[Data records for software interfaces]

════════

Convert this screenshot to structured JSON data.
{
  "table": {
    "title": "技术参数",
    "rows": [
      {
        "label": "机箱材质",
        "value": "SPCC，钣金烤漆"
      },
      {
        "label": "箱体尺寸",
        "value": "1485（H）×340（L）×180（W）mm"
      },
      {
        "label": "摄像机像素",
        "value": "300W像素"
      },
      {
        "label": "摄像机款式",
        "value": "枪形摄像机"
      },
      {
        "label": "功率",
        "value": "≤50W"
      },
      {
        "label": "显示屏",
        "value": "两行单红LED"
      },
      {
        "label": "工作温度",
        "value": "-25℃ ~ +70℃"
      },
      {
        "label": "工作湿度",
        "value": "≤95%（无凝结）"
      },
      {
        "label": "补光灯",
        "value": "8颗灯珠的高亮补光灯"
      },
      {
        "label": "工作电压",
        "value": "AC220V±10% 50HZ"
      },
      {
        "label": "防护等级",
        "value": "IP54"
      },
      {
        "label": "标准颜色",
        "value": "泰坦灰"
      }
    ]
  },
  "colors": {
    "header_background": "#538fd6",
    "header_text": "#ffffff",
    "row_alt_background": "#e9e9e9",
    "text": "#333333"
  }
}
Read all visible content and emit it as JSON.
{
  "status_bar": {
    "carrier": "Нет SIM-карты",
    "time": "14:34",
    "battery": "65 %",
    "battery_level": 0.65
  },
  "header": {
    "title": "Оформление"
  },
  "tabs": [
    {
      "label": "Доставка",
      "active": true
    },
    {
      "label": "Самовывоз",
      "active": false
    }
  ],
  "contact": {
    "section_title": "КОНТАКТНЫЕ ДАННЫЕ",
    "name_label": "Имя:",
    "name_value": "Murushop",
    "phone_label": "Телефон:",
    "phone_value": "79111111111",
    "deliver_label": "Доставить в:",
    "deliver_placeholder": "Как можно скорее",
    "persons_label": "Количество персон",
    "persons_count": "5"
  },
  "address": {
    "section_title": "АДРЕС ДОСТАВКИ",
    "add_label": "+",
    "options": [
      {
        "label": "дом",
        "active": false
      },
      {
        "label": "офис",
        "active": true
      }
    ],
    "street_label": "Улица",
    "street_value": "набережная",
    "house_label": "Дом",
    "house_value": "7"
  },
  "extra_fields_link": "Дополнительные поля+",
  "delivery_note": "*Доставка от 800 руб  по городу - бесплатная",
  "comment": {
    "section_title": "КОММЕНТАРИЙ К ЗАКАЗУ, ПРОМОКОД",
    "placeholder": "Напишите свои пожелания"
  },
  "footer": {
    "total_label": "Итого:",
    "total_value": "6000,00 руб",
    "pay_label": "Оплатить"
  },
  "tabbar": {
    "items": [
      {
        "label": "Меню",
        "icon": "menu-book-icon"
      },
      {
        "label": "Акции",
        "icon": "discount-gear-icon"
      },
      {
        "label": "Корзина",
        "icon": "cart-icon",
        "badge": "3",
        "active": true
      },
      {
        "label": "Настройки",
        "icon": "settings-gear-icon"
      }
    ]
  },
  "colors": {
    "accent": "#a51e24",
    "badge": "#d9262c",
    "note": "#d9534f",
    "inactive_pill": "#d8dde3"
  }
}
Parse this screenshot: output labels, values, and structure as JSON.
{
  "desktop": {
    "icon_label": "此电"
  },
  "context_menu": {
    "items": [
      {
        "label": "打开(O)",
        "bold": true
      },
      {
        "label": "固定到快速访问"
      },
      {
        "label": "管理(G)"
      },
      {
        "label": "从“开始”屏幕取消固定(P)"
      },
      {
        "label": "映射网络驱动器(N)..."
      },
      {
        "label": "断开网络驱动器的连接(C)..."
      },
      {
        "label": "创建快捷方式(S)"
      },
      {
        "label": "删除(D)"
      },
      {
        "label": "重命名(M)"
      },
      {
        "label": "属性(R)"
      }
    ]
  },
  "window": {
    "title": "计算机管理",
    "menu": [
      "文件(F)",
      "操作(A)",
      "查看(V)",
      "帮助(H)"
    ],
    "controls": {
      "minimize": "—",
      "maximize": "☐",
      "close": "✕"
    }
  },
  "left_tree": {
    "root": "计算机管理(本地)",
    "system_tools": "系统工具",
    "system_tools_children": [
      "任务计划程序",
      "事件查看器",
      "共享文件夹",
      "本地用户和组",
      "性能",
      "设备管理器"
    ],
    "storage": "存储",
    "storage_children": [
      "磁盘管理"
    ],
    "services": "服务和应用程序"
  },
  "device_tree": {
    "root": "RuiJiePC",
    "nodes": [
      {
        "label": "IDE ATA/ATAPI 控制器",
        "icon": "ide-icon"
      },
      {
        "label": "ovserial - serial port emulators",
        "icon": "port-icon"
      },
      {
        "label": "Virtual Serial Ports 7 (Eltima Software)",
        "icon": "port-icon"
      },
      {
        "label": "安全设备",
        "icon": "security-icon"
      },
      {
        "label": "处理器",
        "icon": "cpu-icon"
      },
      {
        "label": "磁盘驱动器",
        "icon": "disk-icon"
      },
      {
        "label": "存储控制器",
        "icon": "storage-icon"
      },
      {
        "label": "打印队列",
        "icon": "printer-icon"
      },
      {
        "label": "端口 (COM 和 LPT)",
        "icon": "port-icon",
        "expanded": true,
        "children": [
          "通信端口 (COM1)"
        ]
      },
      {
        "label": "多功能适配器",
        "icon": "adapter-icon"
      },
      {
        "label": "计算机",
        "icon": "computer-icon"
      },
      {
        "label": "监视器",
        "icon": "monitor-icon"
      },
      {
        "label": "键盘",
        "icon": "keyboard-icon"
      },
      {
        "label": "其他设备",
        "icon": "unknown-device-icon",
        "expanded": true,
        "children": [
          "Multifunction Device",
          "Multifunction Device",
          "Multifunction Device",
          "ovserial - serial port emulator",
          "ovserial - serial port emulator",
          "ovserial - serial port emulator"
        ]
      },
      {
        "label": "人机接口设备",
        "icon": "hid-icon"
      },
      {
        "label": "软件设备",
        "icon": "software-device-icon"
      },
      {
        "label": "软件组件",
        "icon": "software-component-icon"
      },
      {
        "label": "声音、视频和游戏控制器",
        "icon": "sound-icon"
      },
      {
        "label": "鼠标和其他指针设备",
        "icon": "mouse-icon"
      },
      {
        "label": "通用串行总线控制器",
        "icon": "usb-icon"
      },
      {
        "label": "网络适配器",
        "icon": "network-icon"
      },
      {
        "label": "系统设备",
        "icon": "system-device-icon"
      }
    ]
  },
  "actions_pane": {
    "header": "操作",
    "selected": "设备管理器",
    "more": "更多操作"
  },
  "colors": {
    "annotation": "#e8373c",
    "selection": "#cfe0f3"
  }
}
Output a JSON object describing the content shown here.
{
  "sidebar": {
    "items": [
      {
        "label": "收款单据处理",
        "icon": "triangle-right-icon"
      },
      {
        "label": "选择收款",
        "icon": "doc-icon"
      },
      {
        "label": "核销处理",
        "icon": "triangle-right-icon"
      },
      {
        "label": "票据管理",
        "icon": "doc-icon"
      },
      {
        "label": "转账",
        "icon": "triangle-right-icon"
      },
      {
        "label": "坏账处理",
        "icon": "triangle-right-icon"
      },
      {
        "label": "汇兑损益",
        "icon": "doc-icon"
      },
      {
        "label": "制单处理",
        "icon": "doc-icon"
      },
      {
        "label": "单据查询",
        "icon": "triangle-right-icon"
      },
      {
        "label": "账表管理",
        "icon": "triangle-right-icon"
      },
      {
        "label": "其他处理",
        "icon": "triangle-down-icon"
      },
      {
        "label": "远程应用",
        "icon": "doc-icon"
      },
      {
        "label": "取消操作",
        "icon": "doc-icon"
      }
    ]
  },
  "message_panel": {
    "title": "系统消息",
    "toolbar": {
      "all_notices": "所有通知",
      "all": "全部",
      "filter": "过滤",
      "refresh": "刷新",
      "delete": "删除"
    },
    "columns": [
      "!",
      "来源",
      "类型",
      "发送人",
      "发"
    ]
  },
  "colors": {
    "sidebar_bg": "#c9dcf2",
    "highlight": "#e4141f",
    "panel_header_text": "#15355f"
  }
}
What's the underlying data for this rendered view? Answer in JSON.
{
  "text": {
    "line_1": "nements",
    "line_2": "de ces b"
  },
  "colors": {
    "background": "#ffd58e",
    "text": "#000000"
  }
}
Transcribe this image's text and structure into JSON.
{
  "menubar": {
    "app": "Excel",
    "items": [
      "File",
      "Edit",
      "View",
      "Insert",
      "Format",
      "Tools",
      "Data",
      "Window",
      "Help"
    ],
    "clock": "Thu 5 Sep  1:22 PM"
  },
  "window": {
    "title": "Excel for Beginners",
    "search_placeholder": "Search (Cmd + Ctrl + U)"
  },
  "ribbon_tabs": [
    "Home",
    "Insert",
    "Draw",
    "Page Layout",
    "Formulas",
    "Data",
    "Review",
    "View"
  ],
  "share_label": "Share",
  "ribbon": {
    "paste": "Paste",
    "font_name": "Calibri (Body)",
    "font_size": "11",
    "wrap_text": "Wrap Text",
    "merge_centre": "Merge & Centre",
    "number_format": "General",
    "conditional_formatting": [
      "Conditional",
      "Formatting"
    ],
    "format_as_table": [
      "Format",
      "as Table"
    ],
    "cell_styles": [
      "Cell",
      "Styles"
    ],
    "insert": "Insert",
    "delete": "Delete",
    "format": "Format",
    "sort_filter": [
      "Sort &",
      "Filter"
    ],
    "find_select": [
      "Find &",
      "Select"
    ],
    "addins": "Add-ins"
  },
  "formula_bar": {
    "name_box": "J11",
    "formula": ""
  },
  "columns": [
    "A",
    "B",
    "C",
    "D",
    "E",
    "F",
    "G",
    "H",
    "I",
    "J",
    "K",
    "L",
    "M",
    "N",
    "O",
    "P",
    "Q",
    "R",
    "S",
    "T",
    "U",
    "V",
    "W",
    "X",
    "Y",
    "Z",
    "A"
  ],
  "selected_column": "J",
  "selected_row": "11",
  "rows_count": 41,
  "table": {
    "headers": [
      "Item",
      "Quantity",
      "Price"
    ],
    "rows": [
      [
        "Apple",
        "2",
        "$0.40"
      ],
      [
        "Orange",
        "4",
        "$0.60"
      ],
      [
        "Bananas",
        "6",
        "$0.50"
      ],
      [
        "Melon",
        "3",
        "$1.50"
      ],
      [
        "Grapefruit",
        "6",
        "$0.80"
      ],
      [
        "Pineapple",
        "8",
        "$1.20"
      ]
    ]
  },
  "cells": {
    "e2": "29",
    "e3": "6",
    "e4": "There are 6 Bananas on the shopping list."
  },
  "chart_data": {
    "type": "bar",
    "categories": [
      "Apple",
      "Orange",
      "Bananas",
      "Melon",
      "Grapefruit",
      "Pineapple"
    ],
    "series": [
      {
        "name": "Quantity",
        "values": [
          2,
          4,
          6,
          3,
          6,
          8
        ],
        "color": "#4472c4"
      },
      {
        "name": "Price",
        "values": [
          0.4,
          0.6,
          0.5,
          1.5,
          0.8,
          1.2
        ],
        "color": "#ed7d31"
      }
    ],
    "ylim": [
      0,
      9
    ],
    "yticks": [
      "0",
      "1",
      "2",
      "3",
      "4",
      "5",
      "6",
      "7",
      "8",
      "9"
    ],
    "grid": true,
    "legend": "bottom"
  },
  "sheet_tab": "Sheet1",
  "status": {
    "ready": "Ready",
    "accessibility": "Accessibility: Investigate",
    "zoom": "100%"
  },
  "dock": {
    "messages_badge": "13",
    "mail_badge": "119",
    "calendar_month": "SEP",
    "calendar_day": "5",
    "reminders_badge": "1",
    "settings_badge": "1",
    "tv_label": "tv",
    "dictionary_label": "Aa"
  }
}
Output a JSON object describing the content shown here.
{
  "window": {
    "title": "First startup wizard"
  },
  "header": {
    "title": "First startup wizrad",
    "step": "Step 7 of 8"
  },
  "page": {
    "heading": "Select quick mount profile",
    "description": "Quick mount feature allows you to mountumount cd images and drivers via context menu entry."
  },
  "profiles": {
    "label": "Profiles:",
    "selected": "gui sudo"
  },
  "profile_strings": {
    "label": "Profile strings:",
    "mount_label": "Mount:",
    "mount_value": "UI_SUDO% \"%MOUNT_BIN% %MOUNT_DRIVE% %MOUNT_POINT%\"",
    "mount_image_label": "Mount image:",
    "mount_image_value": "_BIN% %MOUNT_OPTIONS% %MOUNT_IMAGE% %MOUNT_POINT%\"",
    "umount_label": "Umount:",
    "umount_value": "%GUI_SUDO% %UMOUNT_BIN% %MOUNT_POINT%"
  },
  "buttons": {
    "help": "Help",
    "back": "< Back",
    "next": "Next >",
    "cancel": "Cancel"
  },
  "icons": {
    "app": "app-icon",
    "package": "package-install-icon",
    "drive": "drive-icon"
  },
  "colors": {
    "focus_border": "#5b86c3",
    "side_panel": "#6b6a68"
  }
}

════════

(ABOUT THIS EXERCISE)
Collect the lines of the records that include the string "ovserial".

(TASK RESPONSE)
        "label": "ovserial - serial port emulators",
          "ovserial - serial port emulator",
          "ovserial - serial port emulator",
          "ovserial - serial port emulator"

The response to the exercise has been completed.